Now, Workstation does have a number of features that take advantage of what virtualization can do. The Player does not have many of these features. Examples include multiple snapshots (which is an awesome feature, as many Workstation users will tell you), cloning, VM creation, and teams. It does suspend, however. If you close the Player while a VM is running, it will suspend. The next time you start it up, it will be in exactly the same place as when you left it.
Now, as to the question of why we’re doing this. Eventually, virtualization will be everywhere. Microsoft has said that Longhorn will contain (someday) contain virtualization support. Xen is another virtualization platform that someday will be available to all users for the tasks they need. Virtualization won’t be the interesting thing of tomorrow. What you do with it will be. For example, let’s look at multiple snapshots again. You can create snapshots of various configurations and sofware installations in your VM and then at any point revert back to one. If you’re about to upgrade your Windows XP VM to SP2, you can snapshot before the install. If things go horribly wrong, you can revert to that snapshot, and be exactly where you left off.
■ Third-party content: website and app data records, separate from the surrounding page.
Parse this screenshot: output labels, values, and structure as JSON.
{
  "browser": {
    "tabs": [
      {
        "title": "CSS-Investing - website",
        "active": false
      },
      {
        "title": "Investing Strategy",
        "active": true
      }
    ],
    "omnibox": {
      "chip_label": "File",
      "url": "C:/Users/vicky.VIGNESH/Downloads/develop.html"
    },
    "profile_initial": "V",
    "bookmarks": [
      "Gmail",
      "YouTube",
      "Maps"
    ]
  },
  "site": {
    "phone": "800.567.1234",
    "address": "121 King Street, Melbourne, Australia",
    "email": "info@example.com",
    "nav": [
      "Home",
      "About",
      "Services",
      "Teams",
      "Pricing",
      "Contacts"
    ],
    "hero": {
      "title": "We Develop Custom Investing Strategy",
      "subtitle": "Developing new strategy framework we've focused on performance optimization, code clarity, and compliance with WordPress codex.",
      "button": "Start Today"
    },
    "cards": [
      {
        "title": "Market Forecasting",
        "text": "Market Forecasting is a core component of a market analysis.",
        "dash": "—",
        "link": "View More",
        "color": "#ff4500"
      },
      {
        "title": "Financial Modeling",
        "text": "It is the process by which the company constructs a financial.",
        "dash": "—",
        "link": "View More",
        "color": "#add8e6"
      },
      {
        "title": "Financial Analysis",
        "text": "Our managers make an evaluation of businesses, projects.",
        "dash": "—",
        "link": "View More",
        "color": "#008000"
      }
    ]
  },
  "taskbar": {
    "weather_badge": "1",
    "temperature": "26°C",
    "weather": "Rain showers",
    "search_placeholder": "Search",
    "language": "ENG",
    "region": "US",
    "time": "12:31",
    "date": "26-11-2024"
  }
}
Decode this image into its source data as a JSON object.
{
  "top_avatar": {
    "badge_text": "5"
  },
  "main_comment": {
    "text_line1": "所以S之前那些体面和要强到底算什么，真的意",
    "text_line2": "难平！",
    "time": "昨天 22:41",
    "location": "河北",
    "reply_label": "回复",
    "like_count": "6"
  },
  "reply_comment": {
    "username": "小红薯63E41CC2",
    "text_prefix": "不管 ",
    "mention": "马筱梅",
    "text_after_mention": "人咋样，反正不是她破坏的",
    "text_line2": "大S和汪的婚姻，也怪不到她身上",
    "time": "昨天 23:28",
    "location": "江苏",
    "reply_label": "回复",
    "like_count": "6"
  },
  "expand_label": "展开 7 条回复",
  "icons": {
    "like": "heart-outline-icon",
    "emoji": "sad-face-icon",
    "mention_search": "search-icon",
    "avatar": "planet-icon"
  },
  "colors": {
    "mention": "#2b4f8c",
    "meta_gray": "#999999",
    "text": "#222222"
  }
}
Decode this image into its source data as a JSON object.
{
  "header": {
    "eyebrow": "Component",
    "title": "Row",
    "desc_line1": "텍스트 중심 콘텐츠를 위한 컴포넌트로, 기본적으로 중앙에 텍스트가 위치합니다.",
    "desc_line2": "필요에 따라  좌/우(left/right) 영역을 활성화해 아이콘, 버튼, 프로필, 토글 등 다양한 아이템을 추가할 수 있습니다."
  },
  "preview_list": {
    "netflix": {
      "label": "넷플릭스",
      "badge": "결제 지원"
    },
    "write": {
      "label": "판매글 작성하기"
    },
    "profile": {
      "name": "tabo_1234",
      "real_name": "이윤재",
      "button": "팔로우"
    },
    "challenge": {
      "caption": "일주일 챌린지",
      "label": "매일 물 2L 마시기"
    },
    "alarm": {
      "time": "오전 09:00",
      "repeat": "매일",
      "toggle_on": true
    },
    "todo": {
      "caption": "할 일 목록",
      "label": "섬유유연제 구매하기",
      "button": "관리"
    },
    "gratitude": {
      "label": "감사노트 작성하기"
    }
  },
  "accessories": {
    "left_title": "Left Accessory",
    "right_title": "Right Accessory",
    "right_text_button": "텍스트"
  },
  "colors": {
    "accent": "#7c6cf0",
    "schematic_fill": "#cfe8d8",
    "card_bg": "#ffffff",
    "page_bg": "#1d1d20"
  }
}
ESX’s VMotion is another example. With VMotion, you can move, say, a running database VM from one physical computer to another with no interruption. This is important for enterprises who may have to deal with a hardware failure. If a piece of hardware on the physical server is starting to go bad, you can move the running VMs to a good piece of hardware without any downtime at all. There’s more information about VMotion on the Virtual Center FAQs page.
Those are two very cool uses of virtualization, and there are many more that you will see in time. So, the platform, while still very important, no longer becomes the interesting part of it. It’s what virtualization allows you to do that just wasn’t possible or was very difficult before.
The other major question I have received is about third party software to create or modify VMs. Is this allowed? Will VMware go after you? I should make it clear first that I don’t speak for VMware in this post, and that everything stated is of my own opinion. Standard disclaimer, etc. Now, if you want to create or modify VMs, you can still get the free trial of Workstation and use that. Hopefully you’ll see all that it has to offer and buy it 🙂 If you’re a student, you can usually get discounts, and they’re often given out at VMware conferences. I hope that Workstation offers more value to most people than just being able to create VMs. That being said, I don’t believe we’d go after anybody that created such tools. (Insert standard disclaimer again 🙂
If you haven’t tried Workstation 5.5 beta yet, though, give it a try and see if it’s worth it first. It’s an awesome product.
So, yeah, in summary, no evil ulterior motive, just like there wasn’t with the release of libview, which is our cool widget library, built upon the wonderful gtkmm (like the rest of Workstation and the Player). We try to be a good company.